HEAG Training 2017

Zachary Goodwin, Training Officer with the Office of Federal Student Aid

The day then shifted focus as we welcomed Zachary Goodwin, Training Officer with the Office of Federal Student Aid who was making his second visit to HEAG’s annual training event. Mr. Goodwin provided a quick overview of the transition to prior-prior year FAFSA information, changes to the 2017-18 verification process and new FAFSA comment codes that require resolution because of the use of 2015 tax information by families. Notable changes included the loss of the V6 verification group for 2017-18, how to report and track the V4/V5 groups and the brand new requirement of “non-filer statements” for anyone selected for verification that did not file federal taxes.

Massachusetts’ Office of Student Financial Assistance (OSFA)

To end the day, a three member team from OSFA consisting of Clantha McCurdy, Senior Deputy Commissioner, Robert Brun, Senior Associate Commissioner and Alison Connolly, Senor Associate Director of Student Loan Programs, treated the employees on hand to a ton of facts and figures on MA state financial aid programs.

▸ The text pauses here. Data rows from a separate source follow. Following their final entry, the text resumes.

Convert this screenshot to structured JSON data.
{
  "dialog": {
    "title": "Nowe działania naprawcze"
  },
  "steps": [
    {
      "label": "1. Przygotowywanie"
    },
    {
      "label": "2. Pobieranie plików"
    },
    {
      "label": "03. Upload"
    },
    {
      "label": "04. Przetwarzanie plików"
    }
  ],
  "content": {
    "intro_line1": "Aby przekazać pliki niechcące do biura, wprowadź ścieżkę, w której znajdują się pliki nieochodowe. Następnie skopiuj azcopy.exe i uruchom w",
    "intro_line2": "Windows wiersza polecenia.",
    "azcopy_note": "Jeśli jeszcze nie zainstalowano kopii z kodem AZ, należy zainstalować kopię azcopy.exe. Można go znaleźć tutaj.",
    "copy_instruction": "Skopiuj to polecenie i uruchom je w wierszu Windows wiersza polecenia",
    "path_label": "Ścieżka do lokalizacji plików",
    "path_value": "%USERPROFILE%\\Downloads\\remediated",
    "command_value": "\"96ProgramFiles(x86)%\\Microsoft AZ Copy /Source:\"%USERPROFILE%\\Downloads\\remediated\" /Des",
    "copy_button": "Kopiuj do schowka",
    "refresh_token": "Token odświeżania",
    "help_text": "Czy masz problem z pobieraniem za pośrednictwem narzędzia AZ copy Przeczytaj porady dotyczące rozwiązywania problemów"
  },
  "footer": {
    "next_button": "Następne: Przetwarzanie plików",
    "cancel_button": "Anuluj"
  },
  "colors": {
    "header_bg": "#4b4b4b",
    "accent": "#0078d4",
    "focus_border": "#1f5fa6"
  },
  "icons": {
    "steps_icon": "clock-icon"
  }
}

Clantha McCurdy began the presentation by going over some interesting details that only OSFA can provide. Did you know that over 350,000 FAFSA’s are submitted from Massachusetts residents each year to attend college? Or that $102M is available in FY17 from state appropriations for financial aid programs and another $55M in tuition waivers? The team was educated on the numerous scholarship programs that are available to students, including some that are portable to schools outside of MA that cover the gap between other awards and are meant to replace potential student loan debt. Foster grants, education grants for particular programs and tuition waivers rounded out the topics Mrs. McCurdy HEAG Staff Training 2017 2covered.

Next up, Allison Connolly spoke regarding the MA No Interest Loan (NIL) that is run solely by OSFA. The consultants learned not only about statistics regarding the program but also how to navigate the state’s NIL website. For the award year 2015- 16, almost 2500 students benefited from nearly $6 million in dollars disbursed from the NIL program. The FAFSA deadline this year for the NIL was March 17th, 2017 with an Expected Family Contribution up to 15,000 in order to qualify. Students must be full time, maintaining Satisfactory Academic Progress and not in default on other education loans. NIL promissory notes will be available in August for 2017- 2018.

Ending the state presentation was Robert Brun, who focused on the largest of the state offered programs, MASSGrant. Again, some of the state’s statistics were shared with the team and those on hand learned that while FAFSA submissions are down from a peak in 2012-13, MASSGrant still provided help to over 51,000 students in the Commonwealth to the tune of $42M. 58% of those students receiving MASSGrant funds had an Expected Family Contribution range between 0-200. It was good to learn that a large majority of the state’s neediest students were receiving help, with almost half of that pie going to the state’s community college system.

The evening concluded with dinner as the presenters joined us for further discussion and knowledge sharing. The consultants in attendance can all agree that annual trainings are absolutely necessary to stay on top of the ever evolving regulations in the financial industry and thank all of those that presented so we can continue giving our clients top-notch service.